Segment Start: Data for analysis
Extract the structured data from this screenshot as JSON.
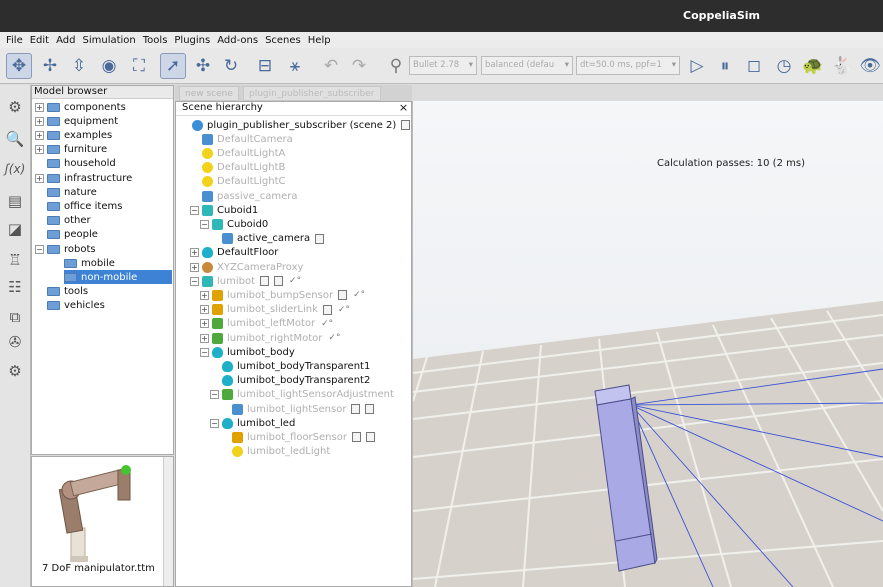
{
  "window": {
    "title": "CoppeliaSim"
  },
  "menu": [
    "File",
    "Edit",
    "Add",
    "Simulation",
    "Tools",
    "Plugins",
    "Add-ons",
    "Scenes",
    "Help"
  ],
  "toolbar": {
    "engine": "Bullet 2.78",
    "accuracy": "balanced (defau",
    "dt": "dt=50.0 ms, ppf=1"
  },
  "model_browser": {
    "title": "Model browser",
    "items": [
      {
        "label": "components",
        "expander": "+",
        "depth": 0
      },
      {
        "label": "equipment",
        "expander": "+",
        "depth": 0
      },
      {
        "label": "examples",
        "expander": "+",
        "depth": 0
      },
      {
        "label": "furniture",
        "expander": "+",
        "depth": 0
      },
      {
        "label": "household",
        "expander": "",
        "depth": 0
      },
      {
        "label": "infrastructure",
        "expander": "+",
        "depth": 0
      },
      {
        "label": "nature",
        "expander": "",
        "depth": 0
      },
      {
        "label": "office items",
        "expander": "",
        "depth": 0
      },
      {
        "label": "other",
        "expander": "",
        "depth": 0
      },
      {
        "label": "people",
        "expander": "",
        "depth": 0
      },
      {
        "label": "robots",
        "expander": "−",
        "depth": 0
      },
      {
        "label": "mobile",
        "expander": "",
        "depth": 1
      },
      {
        "label": "non-mobile",
        "expander": "",
        "depth": 1,
        "selected": true
      },
      {
        "label": "tools",
        "expander": "",
        "depth": 0
      },
      {
        "label": "vehicles",
        "expander": "",
        "depth": 0
      }
    ]
  },
  "preview": {
    "caption": "7 DoF manipulator.ttm"
  },
  "scene_tabs": [
    "new scene",
    "plugin_publisher_subscriber"
  ],
  "hierarchy": {
    "title": "Scene hierarchy",
    "close": "×",
    "items": [
      {
        "label": "plugin_publisher_subscriber (scene 2)",
        "icon": "world",
        "indent": 0,
        "dim": false,
        "script": 1
      },
      {
        "label": "DefaultCamera",
        "icon": "cam",
        "indent": 1,
        "dim": true
      },
      {
        "label": "DefaultLightA",
        "icon": "light",
        "indent": 1,
        "dim": true
      },
      {
        "label": "DefaultLightB",
        "icon": "light",
        "indent": 1,
        "dim": true
      },
      {
        "label": "DefaultLightC",
        "icon": "light",
        "indent": 1,
        "dim": true
      },
      {
        "label": "passive_camera",
        "icon": "cam",
        "indent": 1,
        "dim": true
      },
      {
        "label": "Cuboid1",
        "icon": "box",
        "indent": 1,
        "dim": false,
        "exp": "−"
      },
      {
        "label": "Cuboid0",
        "icon": "box",
        "indent": 2,
        "dim": false,
        "exp": "−"
      },
      {
        "label": "active_camera",
        "icon": "cam",
        "indent": 3,
        "dim": false,
        "script": 1
      },
      {
        "label": "DefaultFloor",
        "icon": "drop",
        "indent": 1,
        "dim": false,
        "exp": "+"
      },
      {
        "label": "XYZCameraProxy",
        "icon": "proxy",
        "indent": 1,
        "dim": true,
        "exp": "+"
      },
      {
        "label": "lumibot",
        "icon": "box",
        "indent": 1,
        "dim": true,
        "exp": "−",
        "script": 2,
        "check": 1
      },
      {
        "label": "lumibot_bumpSensor",
        "icon": "sensor",
        "indent": 2,
        "dim": true,
        "exp": "+",
        "script": 1,
        "check": 1
      },
      {
        "label": "lumibot_sliderLink",
        "icon": "sensor",
        "indent": 2,
        "dim": true,
        "exp": "+",
        "script": 1,
        "check": 1
      },
      {
        "label": "lumibot_leftMotor",
        "icon": "motor",
        "indent": 2,
        "dim": true,
        "exp": "+",
        "check": 1
      },
      {
        "label": "lumibot_rightMotor",
        "icon": "motor",
        "indent": 2,
        "dim": true,
        "exp": "+",
        "check": 1
      },
      {
        "label": "lumibot_body",
        "icon": "drop",
        "indent": 2,
        "dim": false,
        "exp": "−"
      },
      {
        "label": "lumibot_bodyTransparent1",
        "icon": "drop",
        "indent": 3,
        "dim": false
      },
      {
        "label": "lumibot_bodyTransparent2",
        "icon": "drop",
        "indent": 3,
        "dim": false
      },
      {
        "label": "lumibot_lightSensorAdjustment",
        "icon": "motor",
        "indent": 3,
        "dim": true,
        "exp": "−"
      },
      {
        "label": "lumibot_lightSensor",
        "icon": "cam",
        "indent": 4,
        "dim": true,
        "script": 2
      },
      {
        "label": "lumibot_led",
        "icon": "drop",
        "indent": 3,
        "dim": false,
        "exp": "−"
      },
      {
        "label": "lumibot_floorSensor",
        "icon": "sensor",
        "indent": 4,
        "dim": true,
        "script": 2
      },
      {
        "label": "lumibot_ledLight",
        "icon": "light",
        "indent": 4,
        "dim": true
      }
    ]
  },
  "viewport": {
    "calc_text": "Calculation passes: 10 (2 ms)"
  }
}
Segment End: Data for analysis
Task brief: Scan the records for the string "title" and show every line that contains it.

Result of this task:
    "title": "CoppeliaSim"
    "title": "Model browser",
    "title": "Scene hierarchy",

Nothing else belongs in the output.